### What you are asked to do
Go through the entries below and report how many lines contain the string "zoom". Nothing but the number is wanted.

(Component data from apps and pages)
BEGIN

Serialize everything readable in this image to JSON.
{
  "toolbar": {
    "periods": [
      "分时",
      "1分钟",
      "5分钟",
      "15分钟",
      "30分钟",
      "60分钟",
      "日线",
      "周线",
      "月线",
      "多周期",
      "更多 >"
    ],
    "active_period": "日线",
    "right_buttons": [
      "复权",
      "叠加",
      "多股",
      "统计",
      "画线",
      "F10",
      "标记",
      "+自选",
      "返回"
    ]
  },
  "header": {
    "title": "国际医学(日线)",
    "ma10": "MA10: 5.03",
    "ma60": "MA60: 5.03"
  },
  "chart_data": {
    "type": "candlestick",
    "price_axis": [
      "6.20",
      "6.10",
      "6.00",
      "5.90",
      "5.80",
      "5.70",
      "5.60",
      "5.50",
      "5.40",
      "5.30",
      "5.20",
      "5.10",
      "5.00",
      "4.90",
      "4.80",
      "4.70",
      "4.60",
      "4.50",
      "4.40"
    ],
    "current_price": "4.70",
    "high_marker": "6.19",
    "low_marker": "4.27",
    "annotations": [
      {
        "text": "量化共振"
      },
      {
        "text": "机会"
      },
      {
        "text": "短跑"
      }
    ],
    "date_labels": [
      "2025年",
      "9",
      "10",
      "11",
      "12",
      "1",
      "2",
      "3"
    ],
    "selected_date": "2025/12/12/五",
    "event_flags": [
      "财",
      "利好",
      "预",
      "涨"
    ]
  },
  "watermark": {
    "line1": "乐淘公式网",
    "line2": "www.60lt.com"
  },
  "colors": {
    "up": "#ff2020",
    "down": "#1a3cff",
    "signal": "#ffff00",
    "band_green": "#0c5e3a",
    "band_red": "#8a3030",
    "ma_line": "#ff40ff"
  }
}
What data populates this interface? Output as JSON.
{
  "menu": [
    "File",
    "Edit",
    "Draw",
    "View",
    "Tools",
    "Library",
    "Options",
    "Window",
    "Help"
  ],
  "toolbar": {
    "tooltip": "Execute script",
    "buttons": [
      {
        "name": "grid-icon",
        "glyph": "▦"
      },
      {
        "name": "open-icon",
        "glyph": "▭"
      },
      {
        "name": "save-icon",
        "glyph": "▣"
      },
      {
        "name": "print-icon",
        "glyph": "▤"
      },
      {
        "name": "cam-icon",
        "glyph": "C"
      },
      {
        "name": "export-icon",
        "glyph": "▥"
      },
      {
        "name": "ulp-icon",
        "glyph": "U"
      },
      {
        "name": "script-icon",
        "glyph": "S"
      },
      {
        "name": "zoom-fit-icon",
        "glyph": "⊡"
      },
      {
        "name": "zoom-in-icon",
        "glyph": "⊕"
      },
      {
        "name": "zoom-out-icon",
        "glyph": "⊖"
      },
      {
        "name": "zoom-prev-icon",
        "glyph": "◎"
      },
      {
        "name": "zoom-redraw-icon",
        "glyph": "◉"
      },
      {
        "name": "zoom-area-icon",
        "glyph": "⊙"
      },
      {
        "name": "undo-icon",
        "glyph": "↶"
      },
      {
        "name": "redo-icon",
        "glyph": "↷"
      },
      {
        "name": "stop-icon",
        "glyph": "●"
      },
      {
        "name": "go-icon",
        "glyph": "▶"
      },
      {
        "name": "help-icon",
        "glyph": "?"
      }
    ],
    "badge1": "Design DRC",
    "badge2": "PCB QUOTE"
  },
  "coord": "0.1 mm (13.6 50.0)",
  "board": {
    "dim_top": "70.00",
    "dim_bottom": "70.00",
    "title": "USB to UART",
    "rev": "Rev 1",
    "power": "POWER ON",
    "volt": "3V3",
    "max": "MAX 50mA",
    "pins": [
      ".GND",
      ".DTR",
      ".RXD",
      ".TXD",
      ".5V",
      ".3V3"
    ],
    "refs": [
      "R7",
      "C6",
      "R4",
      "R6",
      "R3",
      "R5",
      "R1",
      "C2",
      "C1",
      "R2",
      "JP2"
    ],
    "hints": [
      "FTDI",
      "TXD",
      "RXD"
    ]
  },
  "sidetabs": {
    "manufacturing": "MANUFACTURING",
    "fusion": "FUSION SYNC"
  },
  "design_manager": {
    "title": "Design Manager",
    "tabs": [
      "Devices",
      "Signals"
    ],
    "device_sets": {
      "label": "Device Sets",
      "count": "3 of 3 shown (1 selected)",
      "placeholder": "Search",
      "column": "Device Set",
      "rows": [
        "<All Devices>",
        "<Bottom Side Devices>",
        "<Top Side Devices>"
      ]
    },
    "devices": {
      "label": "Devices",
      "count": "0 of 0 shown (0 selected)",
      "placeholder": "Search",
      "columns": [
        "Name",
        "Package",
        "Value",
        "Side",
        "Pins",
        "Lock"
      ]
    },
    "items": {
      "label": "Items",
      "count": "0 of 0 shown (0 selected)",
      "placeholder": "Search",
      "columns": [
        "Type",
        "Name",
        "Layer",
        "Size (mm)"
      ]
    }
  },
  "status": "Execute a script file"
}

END
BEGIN

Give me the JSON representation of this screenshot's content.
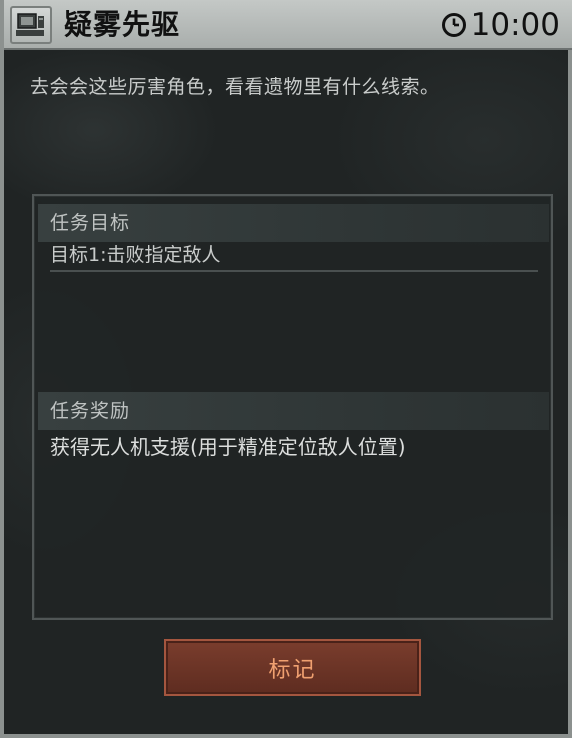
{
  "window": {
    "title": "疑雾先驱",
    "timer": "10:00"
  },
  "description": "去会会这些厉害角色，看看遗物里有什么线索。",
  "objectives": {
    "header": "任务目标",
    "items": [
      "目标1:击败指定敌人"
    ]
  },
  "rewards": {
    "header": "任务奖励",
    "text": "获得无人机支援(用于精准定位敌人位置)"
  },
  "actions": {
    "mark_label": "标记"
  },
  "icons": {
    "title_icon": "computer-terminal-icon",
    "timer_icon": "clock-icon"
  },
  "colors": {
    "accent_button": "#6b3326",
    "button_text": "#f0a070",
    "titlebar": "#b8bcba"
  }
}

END
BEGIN

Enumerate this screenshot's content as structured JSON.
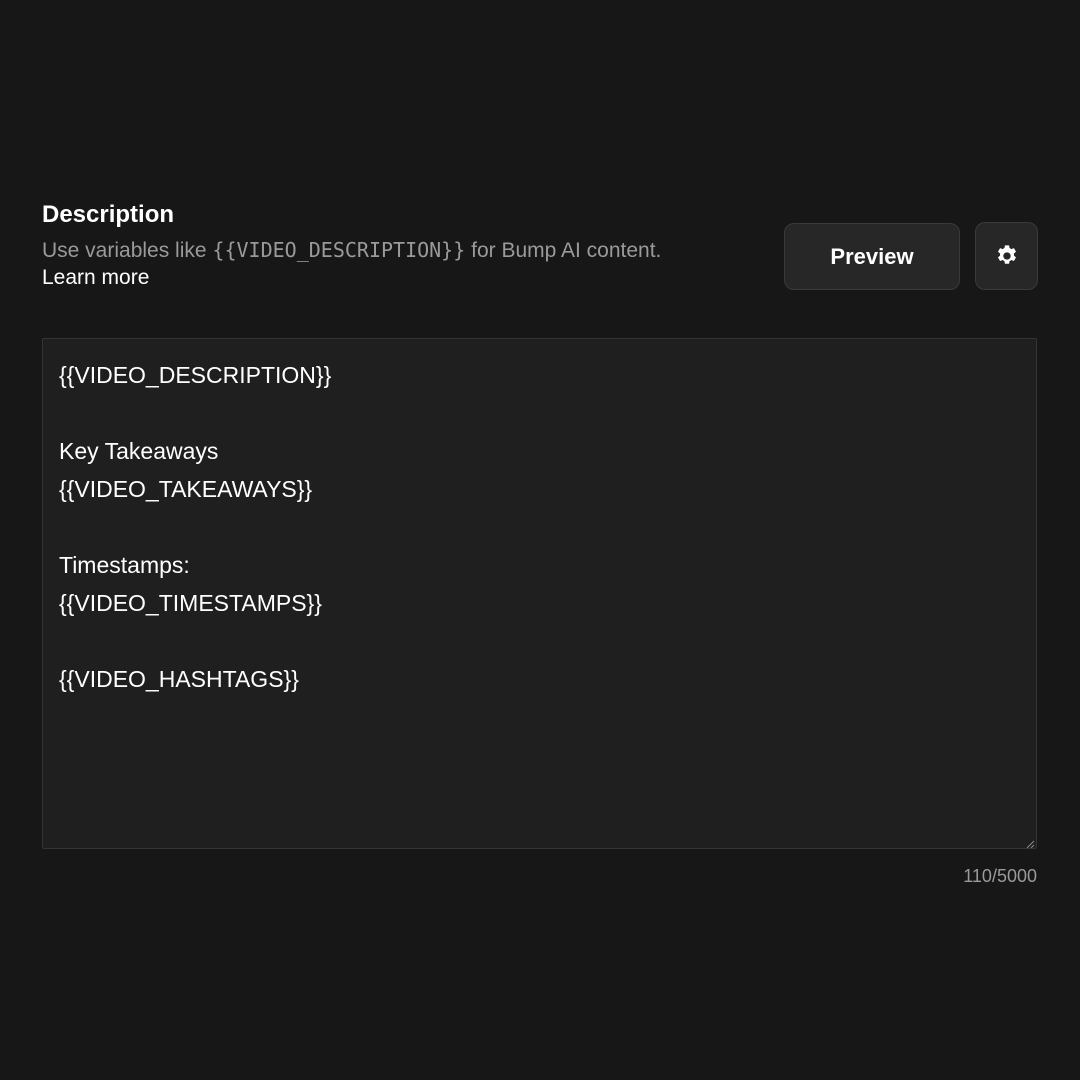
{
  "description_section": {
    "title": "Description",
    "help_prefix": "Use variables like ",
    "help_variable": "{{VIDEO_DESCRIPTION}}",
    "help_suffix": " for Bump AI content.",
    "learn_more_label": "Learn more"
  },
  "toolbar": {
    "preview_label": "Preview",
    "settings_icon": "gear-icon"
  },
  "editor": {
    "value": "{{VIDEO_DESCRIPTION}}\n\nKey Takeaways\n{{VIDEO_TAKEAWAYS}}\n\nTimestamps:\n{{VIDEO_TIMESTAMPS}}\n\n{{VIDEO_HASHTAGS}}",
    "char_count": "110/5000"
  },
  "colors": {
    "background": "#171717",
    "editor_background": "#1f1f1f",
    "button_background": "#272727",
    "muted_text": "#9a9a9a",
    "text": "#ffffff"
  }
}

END

### Finished exercise
6